• _Task brief_:
Filter these entries, keeping only lines that hold the word "structured".
○ ○ ○ ○ ○
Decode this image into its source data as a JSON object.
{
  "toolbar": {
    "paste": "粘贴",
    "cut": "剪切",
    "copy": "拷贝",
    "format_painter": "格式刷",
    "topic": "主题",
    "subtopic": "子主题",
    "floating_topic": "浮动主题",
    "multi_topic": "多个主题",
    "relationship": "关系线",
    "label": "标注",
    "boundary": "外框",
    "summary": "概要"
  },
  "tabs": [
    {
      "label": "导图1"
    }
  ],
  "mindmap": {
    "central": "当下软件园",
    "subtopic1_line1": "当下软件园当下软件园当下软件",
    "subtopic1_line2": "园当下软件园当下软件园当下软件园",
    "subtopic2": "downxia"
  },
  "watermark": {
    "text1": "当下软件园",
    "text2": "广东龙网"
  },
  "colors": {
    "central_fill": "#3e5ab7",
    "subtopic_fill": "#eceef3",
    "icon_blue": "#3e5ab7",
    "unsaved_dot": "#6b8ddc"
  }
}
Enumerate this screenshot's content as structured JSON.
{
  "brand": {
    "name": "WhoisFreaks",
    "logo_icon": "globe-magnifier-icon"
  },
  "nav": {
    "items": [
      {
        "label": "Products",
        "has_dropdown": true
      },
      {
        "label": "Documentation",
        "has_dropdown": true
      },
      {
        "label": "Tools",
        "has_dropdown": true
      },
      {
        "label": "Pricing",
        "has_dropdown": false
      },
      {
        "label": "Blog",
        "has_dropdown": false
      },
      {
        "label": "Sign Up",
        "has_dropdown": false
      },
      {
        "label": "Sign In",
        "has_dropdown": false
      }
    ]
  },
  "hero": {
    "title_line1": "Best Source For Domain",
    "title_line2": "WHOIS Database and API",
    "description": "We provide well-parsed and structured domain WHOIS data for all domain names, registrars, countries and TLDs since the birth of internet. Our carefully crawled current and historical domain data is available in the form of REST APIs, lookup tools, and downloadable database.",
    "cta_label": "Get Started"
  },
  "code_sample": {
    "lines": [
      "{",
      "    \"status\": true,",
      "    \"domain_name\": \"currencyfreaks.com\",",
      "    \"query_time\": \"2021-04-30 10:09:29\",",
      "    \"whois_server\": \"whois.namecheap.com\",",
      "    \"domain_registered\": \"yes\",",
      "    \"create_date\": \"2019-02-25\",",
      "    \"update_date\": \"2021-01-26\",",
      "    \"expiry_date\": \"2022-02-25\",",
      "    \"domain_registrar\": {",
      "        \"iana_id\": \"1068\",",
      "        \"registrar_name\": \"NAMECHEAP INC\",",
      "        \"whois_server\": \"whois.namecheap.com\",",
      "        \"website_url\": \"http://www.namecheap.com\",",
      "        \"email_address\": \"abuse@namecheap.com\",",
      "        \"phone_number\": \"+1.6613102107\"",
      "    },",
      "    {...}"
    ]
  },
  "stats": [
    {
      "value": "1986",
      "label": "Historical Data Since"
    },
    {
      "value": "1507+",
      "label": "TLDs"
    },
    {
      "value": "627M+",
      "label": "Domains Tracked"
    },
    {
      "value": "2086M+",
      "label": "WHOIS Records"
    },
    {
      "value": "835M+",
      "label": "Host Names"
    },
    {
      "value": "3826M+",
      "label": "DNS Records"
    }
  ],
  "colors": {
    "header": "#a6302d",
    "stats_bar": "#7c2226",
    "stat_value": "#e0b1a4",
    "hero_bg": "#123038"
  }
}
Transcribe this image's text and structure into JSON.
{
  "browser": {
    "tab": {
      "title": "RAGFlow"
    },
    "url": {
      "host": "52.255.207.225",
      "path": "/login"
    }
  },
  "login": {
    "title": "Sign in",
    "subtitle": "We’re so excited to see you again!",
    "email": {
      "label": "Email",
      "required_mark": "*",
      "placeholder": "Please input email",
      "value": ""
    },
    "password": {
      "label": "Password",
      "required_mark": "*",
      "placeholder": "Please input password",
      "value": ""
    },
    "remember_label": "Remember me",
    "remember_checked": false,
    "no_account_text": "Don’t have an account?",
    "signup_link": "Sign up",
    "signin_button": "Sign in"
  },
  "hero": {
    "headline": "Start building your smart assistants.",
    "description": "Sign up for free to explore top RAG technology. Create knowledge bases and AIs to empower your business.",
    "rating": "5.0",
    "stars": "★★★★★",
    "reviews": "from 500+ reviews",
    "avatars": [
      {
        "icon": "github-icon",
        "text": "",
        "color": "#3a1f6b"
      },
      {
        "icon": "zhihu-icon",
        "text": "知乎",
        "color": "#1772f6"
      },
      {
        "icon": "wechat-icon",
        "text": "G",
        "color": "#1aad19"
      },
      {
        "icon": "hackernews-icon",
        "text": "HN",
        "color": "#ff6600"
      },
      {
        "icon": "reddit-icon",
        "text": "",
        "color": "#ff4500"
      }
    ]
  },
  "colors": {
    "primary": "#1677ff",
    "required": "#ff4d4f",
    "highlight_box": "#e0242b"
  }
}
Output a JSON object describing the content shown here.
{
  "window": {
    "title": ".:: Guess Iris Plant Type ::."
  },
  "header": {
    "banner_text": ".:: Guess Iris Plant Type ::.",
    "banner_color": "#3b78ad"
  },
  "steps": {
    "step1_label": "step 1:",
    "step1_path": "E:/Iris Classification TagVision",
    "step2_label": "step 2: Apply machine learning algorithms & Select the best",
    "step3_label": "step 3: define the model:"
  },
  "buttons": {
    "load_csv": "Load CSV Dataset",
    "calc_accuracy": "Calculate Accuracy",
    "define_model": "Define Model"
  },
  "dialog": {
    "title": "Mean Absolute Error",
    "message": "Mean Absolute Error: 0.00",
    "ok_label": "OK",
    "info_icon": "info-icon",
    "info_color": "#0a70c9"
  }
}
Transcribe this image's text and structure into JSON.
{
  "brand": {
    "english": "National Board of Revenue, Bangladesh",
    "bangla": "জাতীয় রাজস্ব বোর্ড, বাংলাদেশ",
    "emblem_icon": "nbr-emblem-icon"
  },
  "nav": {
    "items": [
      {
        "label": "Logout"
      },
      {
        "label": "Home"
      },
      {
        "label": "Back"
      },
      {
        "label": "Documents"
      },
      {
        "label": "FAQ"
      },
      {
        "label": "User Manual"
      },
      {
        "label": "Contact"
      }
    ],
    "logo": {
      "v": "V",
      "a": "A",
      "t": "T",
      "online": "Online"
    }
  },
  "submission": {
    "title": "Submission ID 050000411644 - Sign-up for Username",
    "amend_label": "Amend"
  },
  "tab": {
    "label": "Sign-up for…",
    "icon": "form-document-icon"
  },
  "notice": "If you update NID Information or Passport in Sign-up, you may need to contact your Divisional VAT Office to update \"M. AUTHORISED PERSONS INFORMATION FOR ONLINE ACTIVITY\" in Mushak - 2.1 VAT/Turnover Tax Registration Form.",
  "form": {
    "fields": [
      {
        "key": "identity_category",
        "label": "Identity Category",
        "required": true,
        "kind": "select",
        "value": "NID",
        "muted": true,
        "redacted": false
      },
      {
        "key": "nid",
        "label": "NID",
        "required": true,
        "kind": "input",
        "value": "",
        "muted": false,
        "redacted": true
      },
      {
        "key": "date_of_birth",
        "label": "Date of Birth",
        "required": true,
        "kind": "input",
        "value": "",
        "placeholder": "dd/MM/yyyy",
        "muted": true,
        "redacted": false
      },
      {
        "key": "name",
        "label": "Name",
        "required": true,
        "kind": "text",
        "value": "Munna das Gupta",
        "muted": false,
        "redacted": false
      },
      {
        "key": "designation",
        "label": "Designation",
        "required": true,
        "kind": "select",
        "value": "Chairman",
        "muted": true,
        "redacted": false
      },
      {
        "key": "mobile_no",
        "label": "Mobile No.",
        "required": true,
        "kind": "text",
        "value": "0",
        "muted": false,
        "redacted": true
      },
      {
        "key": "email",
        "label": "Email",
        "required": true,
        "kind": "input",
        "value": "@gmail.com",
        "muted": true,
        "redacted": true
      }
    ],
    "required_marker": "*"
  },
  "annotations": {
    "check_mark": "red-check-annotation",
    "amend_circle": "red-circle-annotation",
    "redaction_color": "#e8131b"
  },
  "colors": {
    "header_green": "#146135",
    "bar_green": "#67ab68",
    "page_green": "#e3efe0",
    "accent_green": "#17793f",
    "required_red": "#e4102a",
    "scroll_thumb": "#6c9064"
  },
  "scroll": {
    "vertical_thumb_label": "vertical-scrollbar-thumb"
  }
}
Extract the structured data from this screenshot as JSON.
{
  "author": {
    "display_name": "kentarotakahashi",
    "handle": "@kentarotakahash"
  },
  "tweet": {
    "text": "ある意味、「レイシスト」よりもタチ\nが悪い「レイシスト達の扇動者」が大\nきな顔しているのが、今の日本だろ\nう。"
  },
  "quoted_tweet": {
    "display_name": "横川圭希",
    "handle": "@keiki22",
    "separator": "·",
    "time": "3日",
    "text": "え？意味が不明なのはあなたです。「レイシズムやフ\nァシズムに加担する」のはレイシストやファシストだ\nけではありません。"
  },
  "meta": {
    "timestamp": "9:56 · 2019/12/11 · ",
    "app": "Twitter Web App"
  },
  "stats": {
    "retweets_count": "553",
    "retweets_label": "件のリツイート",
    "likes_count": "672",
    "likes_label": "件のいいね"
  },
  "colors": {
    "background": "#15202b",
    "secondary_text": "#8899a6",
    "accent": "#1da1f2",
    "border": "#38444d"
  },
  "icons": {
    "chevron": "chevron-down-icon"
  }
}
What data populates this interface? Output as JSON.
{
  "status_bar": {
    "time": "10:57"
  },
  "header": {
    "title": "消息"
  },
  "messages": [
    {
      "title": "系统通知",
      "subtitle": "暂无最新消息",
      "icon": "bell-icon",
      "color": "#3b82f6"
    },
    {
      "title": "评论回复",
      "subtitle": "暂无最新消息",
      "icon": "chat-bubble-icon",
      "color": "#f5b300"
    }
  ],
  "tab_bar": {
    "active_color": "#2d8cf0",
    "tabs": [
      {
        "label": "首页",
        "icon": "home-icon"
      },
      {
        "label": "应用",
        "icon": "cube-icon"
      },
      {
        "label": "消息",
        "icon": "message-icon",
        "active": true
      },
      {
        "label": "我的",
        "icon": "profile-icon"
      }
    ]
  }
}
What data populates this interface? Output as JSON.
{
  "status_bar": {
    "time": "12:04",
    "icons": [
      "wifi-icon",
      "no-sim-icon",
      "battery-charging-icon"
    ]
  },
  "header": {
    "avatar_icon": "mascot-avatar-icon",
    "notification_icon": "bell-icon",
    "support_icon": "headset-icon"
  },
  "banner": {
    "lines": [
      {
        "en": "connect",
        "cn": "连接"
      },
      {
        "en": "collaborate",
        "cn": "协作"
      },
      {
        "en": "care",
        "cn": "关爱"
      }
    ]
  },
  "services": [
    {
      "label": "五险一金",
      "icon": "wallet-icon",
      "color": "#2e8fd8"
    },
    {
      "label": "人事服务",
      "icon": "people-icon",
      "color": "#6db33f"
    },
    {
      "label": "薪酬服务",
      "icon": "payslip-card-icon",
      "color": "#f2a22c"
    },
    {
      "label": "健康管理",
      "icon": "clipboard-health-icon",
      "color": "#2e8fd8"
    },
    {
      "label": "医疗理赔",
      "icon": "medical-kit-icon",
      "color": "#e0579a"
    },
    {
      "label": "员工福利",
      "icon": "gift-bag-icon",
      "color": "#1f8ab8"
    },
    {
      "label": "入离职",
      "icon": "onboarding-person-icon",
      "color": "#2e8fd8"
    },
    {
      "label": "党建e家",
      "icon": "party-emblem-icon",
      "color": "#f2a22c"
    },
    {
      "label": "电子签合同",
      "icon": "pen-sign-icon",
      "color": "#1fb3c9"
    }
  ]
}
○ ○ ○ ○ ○
• _Response to this task_:
Enumerate this screenshot's content as structured JSON.
    "description": "We provide well-parsed and structured domain WHOIS data for all domain names, registrars, countries and TLDs since the birth of internet. Our carefully crawled current and historical domain data is available in the form of REST APIs, lookup tools, and downloadable database.",
Extract the structured data from this screenshot as JSON.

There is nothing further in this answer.